YOUR GOAL: Looking at the entries below, how many lines include the word "Georgia"? Answer with the number alone.

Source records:
※

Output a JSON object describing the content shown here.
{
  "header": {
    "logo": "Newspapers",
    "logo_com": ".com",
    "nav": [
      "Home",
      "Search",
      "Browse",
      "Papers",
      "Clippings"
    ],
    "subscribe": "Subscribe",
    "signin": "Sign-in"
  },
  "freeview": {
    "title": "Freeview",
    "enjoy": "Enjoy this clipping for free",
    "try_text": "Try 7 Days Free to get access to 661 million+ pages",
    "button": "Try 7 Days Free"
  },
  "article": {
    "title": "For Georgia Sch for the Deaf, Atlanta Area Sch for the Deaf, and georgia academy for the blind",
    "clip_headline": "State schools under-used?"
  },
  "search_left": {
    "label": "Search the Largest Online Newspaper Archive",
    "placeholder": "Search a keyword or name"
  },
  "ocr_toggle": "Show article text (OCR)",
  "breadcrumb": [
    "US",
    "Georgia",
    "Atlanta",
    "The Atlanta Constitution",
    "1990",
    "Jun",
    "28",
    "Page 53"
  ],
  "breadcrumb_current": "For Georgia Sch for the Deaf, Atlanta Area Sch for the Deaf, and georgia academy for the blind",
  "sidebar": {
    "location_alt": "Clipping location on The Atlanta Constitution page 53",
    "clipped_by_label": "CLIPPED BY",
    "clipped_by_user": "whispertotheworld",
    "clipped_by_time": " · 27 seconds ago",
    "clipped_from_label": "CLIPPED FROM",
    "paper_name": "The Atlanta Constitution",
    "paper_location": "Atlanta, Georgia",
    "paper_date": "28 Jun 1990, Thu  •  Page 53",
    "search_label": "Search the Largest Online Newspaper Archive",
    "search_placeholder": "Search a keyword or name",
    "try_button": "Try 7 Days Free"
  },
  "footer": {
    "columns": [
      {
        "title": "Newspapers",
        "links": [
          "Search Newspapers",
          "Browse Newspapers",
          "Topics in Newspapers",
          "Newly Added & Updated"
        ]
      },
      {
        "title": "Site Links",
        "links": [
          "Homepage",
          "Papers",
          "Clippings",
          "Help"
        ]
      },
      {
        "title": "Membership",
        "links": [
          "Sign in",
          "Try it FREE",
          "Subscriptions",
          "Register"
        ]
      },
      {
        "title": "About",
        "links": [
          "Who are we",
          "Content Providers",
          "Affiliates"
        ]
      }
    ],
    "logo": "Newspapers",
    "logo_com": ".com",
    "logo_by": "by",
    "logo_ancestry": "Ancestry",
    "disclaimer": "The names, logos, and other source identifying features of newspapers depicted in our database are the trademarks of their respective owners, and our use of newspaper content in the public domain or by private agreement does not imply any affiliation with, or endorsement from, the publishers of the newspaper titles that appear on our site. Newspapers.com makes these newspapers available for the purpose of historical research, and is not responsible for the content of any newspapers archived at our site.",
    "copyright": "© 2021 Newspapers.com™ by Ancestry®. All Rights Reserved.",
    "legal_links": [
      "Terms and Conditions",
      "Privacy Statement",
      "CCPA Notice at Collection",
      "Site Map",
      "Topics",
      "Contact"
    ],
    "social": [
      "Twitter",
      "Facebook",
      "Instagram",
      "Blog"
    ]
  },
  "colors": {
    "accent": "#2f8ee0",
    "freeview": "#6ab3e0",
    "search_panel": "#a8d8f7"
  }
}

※

WORKED SOLUTION: 4